Companies that do not digitalize will fast become obsolete. As the race is to overhaul digital capabilities is on, the fact remains that change is easier said than done. This is especially true for transformations that are bound to have a long-lasting impact on the employees. If undertaken as an adhoc exercise, with no proper strategy (digital, people and business), digital transformation can have detrimental effects such as loss of productivity, and people attrition.
Here’s a look at how to prepare one’s workforce to tackle and master any digital-led change.
Employee challenges in the wake of transformation: What is homeostasis?
HR digital transformation is a critical component of organizational digital transformation, one that directly impacts the lives of employees. The added element here is the human emotions involved, as roles and hierarchies get restructured, skills get upgraded and business needs change.
Humans, by nature are resistant to change, a characteristic called homeostasis. A key survival skill since ages, homeostasis ensured that humans stuck to the ‘tried and tested’, thereby bettering their survival chances in difficult circumstances. An organization-wide change that involves the whole organization will have a disruptive impact. It is, therefore, critical for HR to prepare people for disruptive change, on various levels.
Key imperatives for HR
- Communicating the change: It is critical for employees to be aware of the What, the Why, and How of digital transformation. Communicating a well-articulated strategy and vision helps build confidence in the change initiative, harnessing support across levels. Most importantly, HR and business managers must explain to employees how the change will impact them. Questions which may create anxiety are “How will my job change?”, “Do I have the skills to succeed in the revamped environment?”, and even “Will my job even exist?” HR leaders must address all the uncertainties that go hand-in-hand when people undergo change.
- Inspire change through leaders: Often, companies look up to leaders to steer through change. The HR and business organization must appoint change-leaders i.e. inspirational icons who motivate employees to embrace change. This is possible only when leaders are equipped with the skills to discuss and address employee concerns openly and transparently. Having the right “change scion” can greatly help change management through a digital transformation.
- Adequate Workforce Planning and Restructuring: HR must understand the impact on new roles, carving out new roles where ever required. HR must understand the impact of technologies on the talent pool, and integrate technology into the process workflows. Change also calls for new-age skills such as collaboration, agility, innovation etc, which need to be built or bought.
- Address employee development: Perhaps the single most important success factor for HR digital transformation is how you enable employees to adapt to the evolving digital reality. Supporting employees to upskill and reskill and enhance their “digital intelligence” is imperative. HR and business must work together to cultivate a learning culture which steers business in the right direction, integrating learning with day-to-day work. This means L&D has to get innovative with more hyper personalized learning offerings, AR and VR, innovative learning-collaborations, etc.
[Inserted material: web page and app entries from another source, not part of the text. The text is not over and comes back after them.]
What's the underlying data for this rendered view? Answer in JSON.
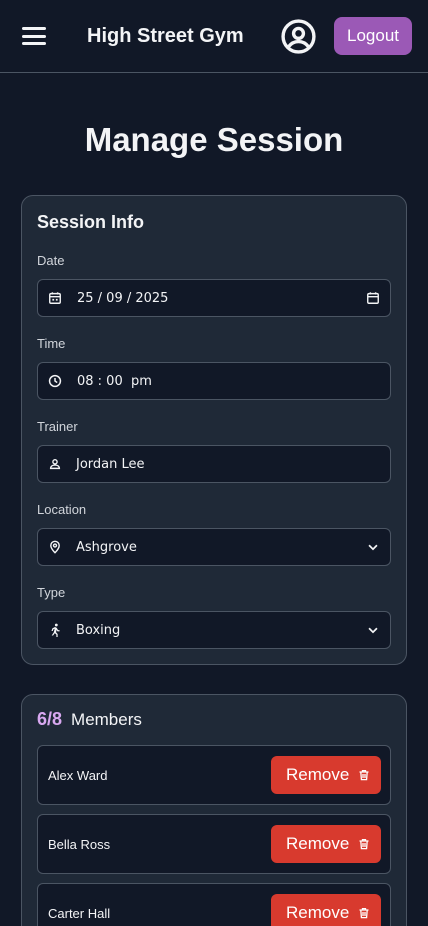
{
  "header": {
    "menu_icon": "hamburger-icon",
    "title": "High Street Gym",
    "profile_icon": "user-circle-icon",
    "logout_label": "Logout",
    "logout_color": "#9b59b6"
  },
  "page": {
    "title": "Manage Session"
  },
  "session_info": {
    "title": "Session Info",
    "fields": [
      {
        "label": "Date",
        "value": "25 / 09 / 2025",
        "icon": "calendar-icon",
        "right_icon": "calendar-picker-icon"
      },
      {
        "label": "Time",
        "value": "08 : 00  pm",
        "icon": "clock-icon"
      },
      {
        "label": "Trainer",
        "value": "Jordan Lee",
        "icon": "person-icon"
      },
      {
        "label": "Location",
        "value": "Ashgrove",
        "icon": "map-pin-icon",
        "right_icon": "chevron-down-icon"
      },
      {
        "label": "Type",
        "value": "Boxing",
        "icon": "running-person-icon",
        "right_icon": "chevron-down-icon"
      }
    ]
  },
  "members": {
    "count": "6/8",
    "label": "Members",
    "remove_label": "Remove",
    "remove_color": "#d83a2e",
    "list": [
      {
        "name": "Alex Ward"
      },
      {
        "name": "Bella Ross"
      },
      {
        "name": "Carter Hall"
      }
    ]
  }
}
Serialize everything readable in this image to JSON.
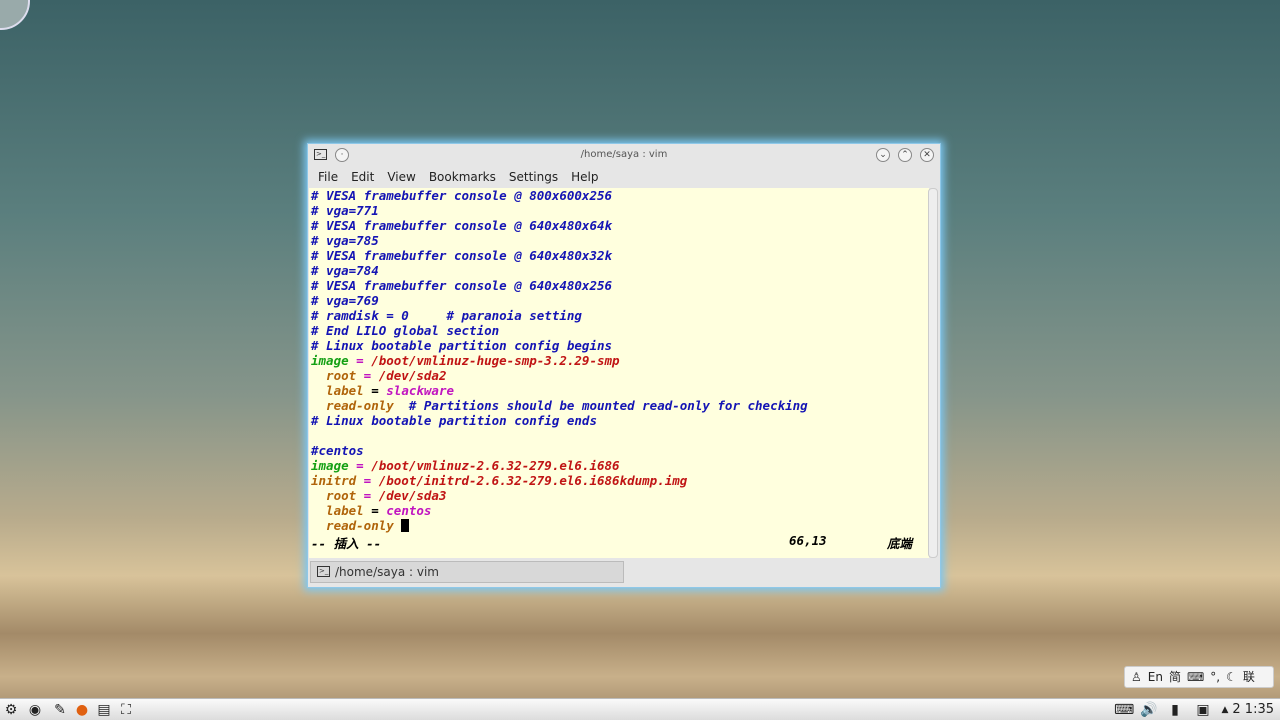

If a certain critical skill is not available inhouse, for example digital skills, HR must not hesitate to bring in niche skills through recruitment. Much of employee development should revolve around understanding technologies, and understanding and adapting to the fluid, dynamic digital environment.
- Cultivate a continuous learning culture: For sustained positive digital transformation, a continuous learning culture is essential. Leaders must provide for the infrastructure, processes, platforms, tools and resources, so as to make learning an integral part of work and not a one-off event. Leaders must celebrate successes, and create success-examples which employees can aspire towards.
Focus on employee wellness: Not just for upskilling, but HR can work towards supporting wellness management. Wellness programs, counselling sessions, employee-sharing groups, etc. can help create a sense of bonding.
Perhaps, the turning point between digital transformation success and failure is how leaders implement the change. While process and people changes may happen in various HR domains the underlying glue that will bound each of these into a seamless digital outcome is trust in the process. This means involving employees as pioneers in every step of the change, and basing the digital HR transformation on engagement, openness and transparency.